Research in electrochemical energy storage is converging to target systems with battery-level energy density, and capacitor-level cycling stability and power density. One approach is to utilize redox-active electrolytes that add faradaic charge storage to increase energy density of supercapacitors. Aqueous redox-active electrolytes are simple to prepare and to up-scale; and, can be synergistically optimized to fully utilize the dynamic charge/discharge and storage properties of activated-carbon based electrode systems. However, aqueous redox-enhanced electrochemical capacitors (redox ECs) have performed relatively poorly, primarily due to the cross-diffusion of soluble redox couples, reduced cycle life, and low operating voltages. In this presentation, we show that these challenges can be met by the use of liquid-to-solid phase transitions of redox electrolyte molecules, and their reversible confinement in the pores ( >2 nm) of high-surface-area electrodes. This approach is demonstrated by the use of bromide catholyte and modified hydrophobic cations (e.g., viologens and tetrabutylammonium) that together induce reversible solid-state complexation of Br2/Br3–. This mechanism solves the cross-diffusion issue of redox ECs without using costly ion-selective membranes, and has the added benefit of stabilizing the reactive bromine generated during charging. Furthermore, our device is simple to fabricate and uses large >10 mg carbon electrodes (BET specific surface area of 2470 m2/g, mass loading of 12.7 mg/cm2) to ensure that our performance metrics are practical.
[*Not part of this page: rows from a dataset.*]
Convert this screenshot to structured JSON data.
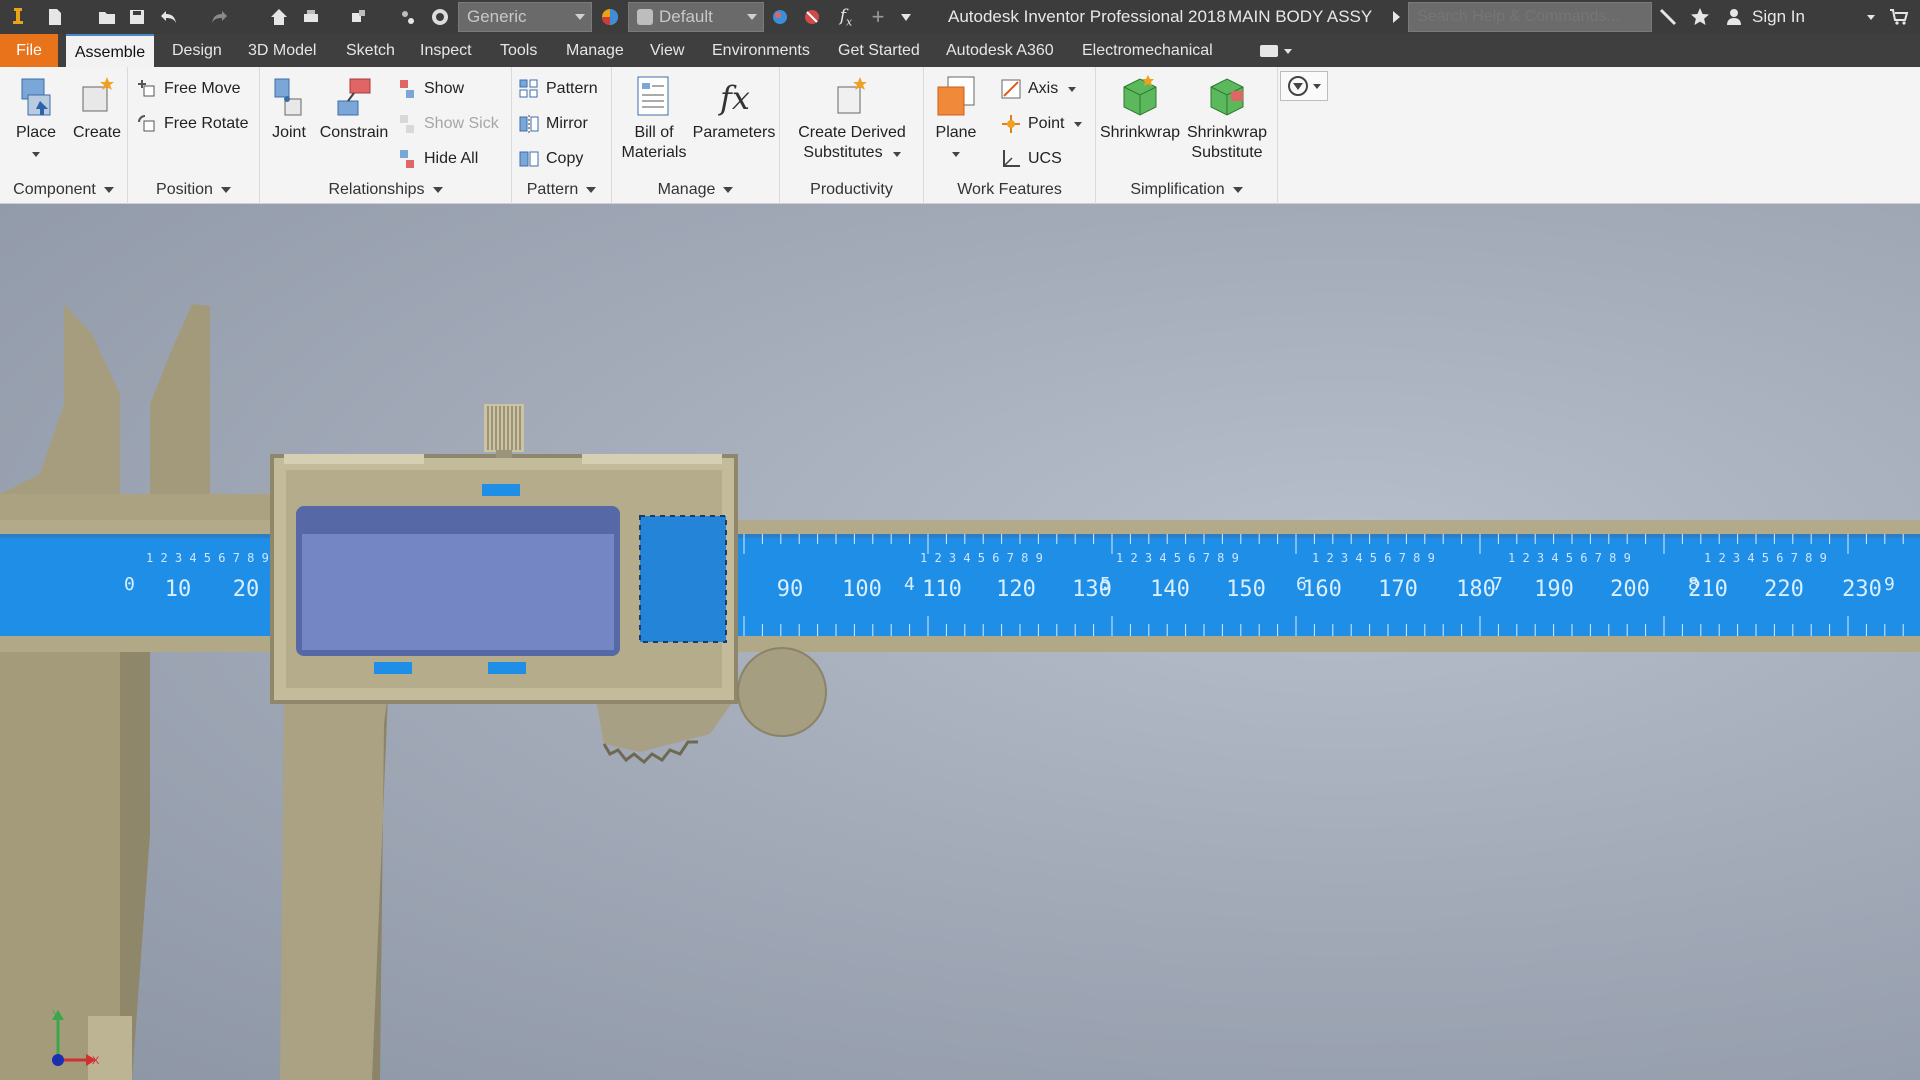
{
  "titlebar": {
    "style_combo": "Generic",
    "appearance_combo": "Default",
    "app_title": "Autodesk Inventor Professional 2018",
    "document_title": "MAIN BODY ASSY",
    "search_placeholder": "Search Help & Commands...",
    "sign_in": "Sign In"
  },
  "tabs": [
    "File",
    "Assemble",
    "Design",
    "3D Model",
    "Sketch",
    "Inspect",
    "Tools",
    "Manage",
    "View",
    "Environments",
    "Get Started",
    "Autodesk A360",
    "Electromechanical"
  ],
  "active_tab": "Assemble",
  "ribbon": {
    "component": {
      "title": "Component",
      "place": "Place",
      "create": "Create"
    },
    "position": {
      "title": "Position",
      "free_move": "Free Move",
      "free_rotate": "Free Rotate"
    },
    "relationships": {
      "title": "Relationships",
      "joint": "Joint",
      "constrain": "Constrain",
      "show": "Show",
      "show_sick": "Show Sick",
      "hide_all": "Hide All"
    },
    "pattern": {
      "title": "Pattern",
      "pattern": "Pattern",
      "mirror": "Mirror",
      "copy": "Copy"
    },
    "manage": {
      "title": "Manage",
      "bom_line1": "Bill of",
      "bom_line2": "Materials",
      "parameters": "Parameters"
    },
    "productivity": {
      "title": "Productivity",
      "line1": "Create Derived",
      "line2": "Substitutes"
    },
    "work_features": {
      "title": "Work Features",
      "plane": "Plane",
      "axis": "Axis",
      "point": "Point",
      "ucs": "UCS"
    },
    "simplification": {
      "title": "Simplification",
      "shrinkwrap": "Shrinkwrap",
      "sws_line1": "Shrinkwrap",
      "sws_line2": "Substitute"
    }
  },
  "scale": {
    "main_labels": [
      "10",
      "20",
      "90",
      "100",
      "110",
      "120",
      "130",
      "140",
      "150",
      "160",
      "170",
      "180",
      "190",
      "200",
      "210",
      "220",
      "230"
    ],
    "major_digits": [
      "0",
      "4",
      "5",
      "6",
      "7",
      "8",
      "9"
    ],
    "minor_run": "1 2 3 4 5 6 7 8 9"
  },
  "triad": {
    "x_label": "X",
    "y_label": "Y"
  },
  "colors": {
    "file_tab": "#e8731a",
    "scale_blue": "#1f8ee6",
    "body": "#b9b090",
    "background": "#9ea7b6"
  }
}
Using the concepts learned from this 1st generation configuration, we created a hybrid electrochemical storage system by designing and implementing stackable bipolar pouch cells with corrosion-resistant, non-metallic current collectors. The device using ZnBr2 battery chemistry and tetrabutylammonium cations enables high-power aqueous electrochemical energy storage. The specific energy of this system can be made competitive with that of a Pb-acid battery and has a specific power that is well within the range of commercial capacitors.Biography
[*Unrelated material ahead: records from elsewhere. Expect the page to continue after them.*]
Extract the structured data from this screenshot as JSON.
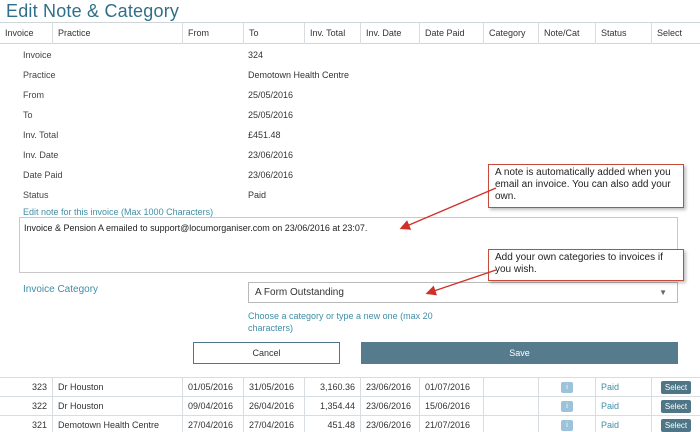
{
  "title": "Edit Note & Category",
  "columns": [
    "Invoice",
    "Practice",
    "From",
    "To",
    "Inv. Total",
    "Inv. Date",
    "Date Paid",
    "Category",
    "Note/Cat",
    "Status",
    "Select"
  ],
  "details": [
    {
      "label": "Invoice",
      "value": "324"
    },
    {
      "label": "Practice",
      "value": "Demotown Health Centre"
    },
    {
      "label": "From",
      "value": "25/05/2016"
    },
    {
      "label": "To",
      "value": "25/05/2016"
    },
    {
      "label": "Inv. Total",
      "value": "£451.48"
    },
    {
      "label": "Inv. Date",
      "value": "23/06/2016"
    },
    {
      "label": "Date Paid",
      "value": "23/06/2016"
    },
    {
      "label": "Status",
      "value": "Paid"
    }
  ],
  "note": {
    "label": "Edit note for this invoice  (Max 1000 Characters)",
    "value": "Invoice & Pension A emailed to support@locumorganiser.com on 23/06/2016 at 23:07."
  },
  "category": {
    "label": "Invoice Category",
    "value": "A Form Outstanding",
    "hint": "Choose a category or type a new one (max 20 characters)"
  },
  "buttons": {
    "cancel": "Cancel",
    "save": "Save"
  },
  "callouts": {
    "note": "A note is automatically added when you email an invoice. You can also add your own.",
    "category": "Add your own categories to invoices if you wish."
  },
  "rows": [
    {
      "invoice": "323",
      "practice": "Dr Houston",
      "from": "01/05/2016",
      "to": "31/05/2016",
      "total": "3,160.36",
      "inv_date": "23/06/2016",
      "paid": "01/07/2016",
      "category": "",
      "info": "i",
      "status": "Paid",
      "select": "Select"
    },
    {
      "invoice": "322",
      "practice": "Dr Houston",
      "from": "09/04/2016",
      "to": "26/04/2016",
      "total": "1,354.44",
      "inv_date": "23/06/2016",
      "paid": "15/06/2016",
      "category": "",
      "info": "i",
      "status": "Paid",
      "select": "Select"
    },
    {
      "invoice": "321",
      "practice": "Demotown Health Centre",
      "from": "27/04/2016",
      "to": "27/04/2016",
      "total": "451.48",
      "inv_date": "23/06/2016",
      "paid": "21/07/2016",
      "category": "",
      "info": "i",
      "status": "Paid",
      "select": "Select"
    }
  ],
  "colors": {
    "accent": "#3f8ea6",
    "button": "#567b8d",
    "callout_border": "#c74b3b"
  }
}
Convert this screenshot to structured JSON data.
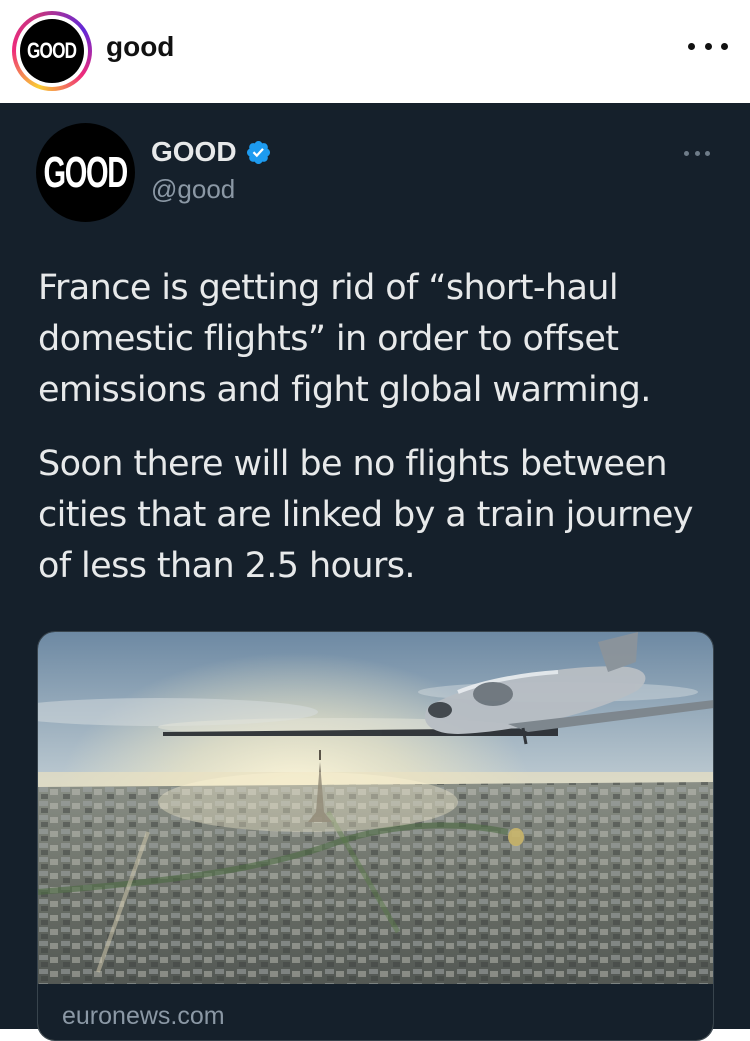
{
  "instagram": {
    "avatar_text": "GOOD",
    "username": "good",
    "more_icon": "more-horizontal-icon"
  },
  "tweet": {
    "avatar_text": "GOOD",
    "name": "GOOD",
    "verified_icon": "verified-badge-icon",
    "handle": "@good",
    "more_icon": "more-horizontal-icon",
    "paragraphs": [
      "France is getting rid of “short-haul domestic flights” in order to offset emissions and fight global warming.",
      "Soon there will be no flights between cities that are linked by a train journey of less than 2.5 hours."
    ],
    "link_card": {
      "image": "airplane flying over Paris with Eiffel Tower at sunset",
      "domain": "euronews.com"
    }
  },
  "colors": {
    "tweet_background": "#15202b",
    "text_primary": "#e7e9ea",
    "text_secondary": "#8b98a5",
    "verified_blue": "#1d9bf0"
  }
}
Seung Joon Yoo is an Assistant Professor of Materials Science and Engineering at GIST (Gwangju Institute of Science and Engineering) in Korea. He received his Ph.D. in Chemistry under the supervision of Professor R. Daniel Little from the University of California, Santa Barbara (UCSB) and was a postdoctoral research associate in Professor Galen D. Stucky’s research group at UCSB. He has published 13 papers in peer-reviewed journals and has received two NSF sponsored Fellowships. His research focuses on design and synthesis of redox-active electrolytes and device engineering for electrochemical energy storage. He is particularly interested in a fundamental understanding of the structure-function-performance relationships in organic redox species and applying that knowledge to make commercially viable electrochemical energy storage devices using aqueous redox-active electrolytes.Event TypeSeminar